• WHAT IS BEING ASKED:
Tally every line of the listing below that holds "lock", then give the tally alone.

---+---

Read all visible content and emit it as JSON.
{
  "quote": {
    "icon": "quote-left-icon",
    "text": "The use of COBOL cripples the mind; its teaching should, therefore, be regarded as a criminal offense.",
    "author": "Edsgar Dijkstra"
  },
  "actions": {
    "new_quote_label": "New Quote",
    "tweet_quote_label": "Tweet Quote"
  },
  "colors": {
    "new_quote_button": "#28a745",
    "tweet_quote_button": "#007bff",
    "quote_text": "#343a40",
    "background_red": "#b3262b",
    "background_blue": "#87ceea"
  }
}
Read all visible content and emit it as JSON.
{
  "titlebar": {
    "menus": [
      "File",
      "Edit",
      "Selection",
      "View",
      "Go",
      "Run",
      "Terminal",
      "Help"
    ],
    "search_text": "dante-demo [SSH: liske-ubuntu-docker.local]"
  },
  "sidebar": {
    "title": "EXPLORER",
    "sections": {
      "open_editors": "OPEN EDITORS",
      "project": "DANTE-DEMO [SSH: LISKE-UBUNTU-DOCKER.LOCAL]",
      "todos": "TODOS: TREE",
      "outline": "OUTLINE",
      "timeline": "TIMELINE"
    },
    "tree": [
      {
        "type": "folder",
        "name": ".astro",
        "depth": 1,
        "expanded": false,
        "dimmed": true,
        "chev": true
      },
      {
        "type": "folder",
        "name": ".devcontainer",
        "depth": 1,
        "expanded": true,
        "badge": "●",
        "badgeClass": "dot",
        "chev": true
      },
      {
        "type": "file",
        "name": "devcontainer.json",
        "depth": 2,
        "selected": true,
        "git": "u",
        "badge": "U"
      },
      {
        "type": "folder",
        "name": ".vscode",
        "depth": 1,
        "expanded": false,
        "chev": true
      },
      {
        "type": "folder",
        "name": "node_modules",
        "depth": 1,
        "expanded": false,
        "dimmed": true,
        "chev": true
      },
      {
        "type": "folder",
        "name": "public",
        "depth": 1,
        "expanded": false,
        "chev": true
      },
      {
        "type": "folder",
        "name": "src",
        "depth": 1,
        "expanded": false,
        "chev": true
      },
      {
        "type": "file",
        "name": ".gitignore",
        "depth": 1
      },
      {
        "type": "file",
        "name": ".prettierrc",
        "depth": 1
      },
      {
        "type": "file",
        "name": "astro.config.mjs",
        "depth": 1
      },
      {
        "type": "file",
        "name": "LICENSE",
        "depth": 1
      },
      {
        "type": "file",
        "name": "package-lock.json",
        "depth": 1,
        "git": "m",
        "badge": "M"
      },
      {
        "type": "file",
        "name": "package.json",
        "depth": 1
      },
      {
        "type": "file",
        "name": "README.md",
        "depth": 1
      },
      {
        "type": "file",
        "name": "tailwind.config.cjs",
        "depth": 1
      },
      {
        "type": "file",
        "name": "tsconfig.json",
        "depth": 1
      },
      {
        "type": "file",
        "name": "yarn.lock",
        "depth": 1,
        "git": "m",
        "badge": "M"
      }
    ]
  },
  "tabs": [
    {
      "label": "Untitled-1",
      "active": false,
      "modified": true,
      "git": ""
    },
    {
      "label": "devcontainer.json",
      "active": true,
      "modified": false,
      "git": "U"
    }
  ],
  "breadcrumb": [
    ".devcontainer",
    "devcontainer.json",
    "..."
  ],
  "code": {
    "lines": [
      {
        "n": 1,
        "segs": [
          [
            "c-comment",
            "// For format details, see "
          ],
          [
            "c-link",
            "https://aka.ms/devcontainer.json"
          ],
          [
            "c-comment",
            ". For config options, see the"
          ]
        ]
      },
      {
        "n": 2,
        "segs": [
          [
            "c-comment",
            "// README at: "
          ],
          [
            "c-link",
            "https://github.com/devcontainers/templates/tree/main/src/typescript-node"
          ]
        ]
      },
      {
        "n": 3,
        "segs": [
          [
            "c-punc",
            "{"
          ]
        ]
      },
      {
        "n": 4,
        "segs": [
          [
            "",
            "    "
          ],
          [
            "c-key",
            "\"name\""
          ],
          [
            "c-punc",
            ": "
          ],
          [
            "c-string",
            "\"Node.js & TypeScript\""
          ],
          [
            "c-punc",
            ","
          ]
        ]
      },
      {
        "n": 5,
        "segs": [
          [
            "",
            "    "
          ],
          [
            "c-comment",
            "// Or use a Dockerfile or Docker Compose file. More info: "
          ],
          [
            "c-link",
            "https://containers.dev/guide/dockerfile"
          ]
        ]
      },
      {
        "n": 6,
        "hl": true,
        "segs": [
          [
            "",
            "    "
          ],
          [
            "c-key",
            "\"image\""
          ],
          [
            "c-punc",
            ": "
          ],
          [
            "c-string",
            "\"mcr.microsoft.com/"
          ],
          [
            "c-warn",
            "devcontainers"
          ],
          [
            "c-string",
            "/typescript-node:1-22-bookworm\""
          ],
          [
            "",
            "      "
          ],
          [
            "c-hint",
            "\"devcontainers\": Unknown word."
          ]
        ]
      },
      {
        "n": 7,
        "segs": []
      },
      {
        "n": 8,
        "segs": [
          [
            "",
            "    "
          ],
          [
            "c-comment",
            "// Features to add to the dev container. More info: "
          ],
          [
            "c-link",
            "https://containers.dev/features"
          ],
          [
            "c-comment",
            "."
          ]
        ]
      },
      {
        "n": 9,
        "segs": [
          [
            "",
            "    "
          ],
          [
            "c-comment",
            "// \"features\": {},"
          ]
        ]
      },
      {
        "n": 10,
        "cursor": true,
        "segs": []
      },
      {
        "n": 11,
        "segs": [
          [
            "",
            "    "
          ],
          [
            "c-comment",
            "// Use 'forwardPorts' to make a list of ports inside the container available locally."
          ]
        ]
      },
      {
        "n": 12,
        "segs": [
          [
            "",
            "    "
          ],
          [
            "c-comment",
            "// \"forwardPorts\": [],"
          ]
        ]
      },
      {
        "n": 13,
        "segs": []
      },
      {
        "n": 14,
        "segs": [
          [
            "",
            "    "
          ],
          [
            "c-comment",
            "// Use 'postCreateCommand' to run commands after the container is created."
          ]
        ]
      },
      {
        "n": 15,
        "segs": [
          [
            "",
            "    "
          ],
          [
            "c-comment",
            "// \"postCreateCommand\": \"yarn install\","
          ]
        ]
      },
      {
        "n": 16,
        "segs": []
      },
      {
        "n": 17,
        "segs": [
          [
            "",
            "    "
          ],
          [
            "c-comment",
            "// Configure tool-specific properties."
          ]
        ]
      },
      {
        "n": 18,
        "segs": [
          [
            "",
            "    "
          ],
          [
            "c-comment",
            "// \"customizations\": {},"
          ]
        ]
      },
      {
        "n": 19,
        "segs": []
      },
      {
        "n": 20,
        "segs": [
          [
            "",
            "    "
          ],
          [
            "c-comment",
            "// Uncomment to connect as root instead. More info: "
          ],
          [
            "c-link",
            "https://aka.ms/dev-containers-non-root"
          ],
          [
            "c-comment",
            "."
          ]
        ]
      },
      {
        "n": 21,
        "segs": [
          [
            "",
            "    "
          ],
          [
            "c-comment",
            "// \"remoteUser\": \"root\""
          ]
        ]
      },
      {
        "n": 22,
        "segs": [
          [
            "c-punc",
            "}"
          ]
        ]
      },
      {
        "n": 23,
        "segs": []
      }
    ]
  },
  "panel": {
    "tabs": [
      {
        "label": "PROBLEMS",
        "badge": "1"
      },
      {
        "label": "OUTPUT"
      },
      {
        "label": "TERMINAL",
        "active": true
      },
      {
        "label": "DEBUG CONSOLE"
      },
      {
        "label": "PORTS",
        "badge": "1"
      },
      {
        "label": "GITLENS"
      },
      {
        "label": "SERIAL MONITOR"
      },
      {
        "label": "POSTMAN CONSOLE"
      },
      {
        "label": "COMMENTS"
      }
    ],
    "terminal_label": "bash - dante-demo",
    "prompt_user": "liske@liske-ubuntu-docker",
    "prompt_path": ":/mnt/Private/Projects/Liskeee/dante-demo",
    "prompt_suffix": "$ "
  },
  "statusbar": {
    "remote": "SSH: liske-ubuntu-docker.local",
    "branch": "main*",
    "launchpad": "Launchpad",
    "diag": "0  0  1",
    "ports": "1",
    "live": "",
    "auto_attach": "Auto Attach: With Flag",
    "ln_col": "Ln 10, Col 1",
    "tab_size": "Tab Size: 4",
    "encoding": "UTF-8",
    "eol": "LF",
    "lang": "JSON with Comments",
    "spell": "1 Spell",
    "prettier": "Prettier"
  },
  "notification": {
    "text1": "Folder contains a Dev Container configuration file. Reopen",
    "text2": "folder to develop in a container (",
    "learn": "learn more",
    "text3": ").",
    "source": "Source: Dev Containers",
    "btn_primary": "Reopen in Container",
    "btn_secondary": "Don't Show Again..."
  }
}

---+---

• TASK RESPONSE:
2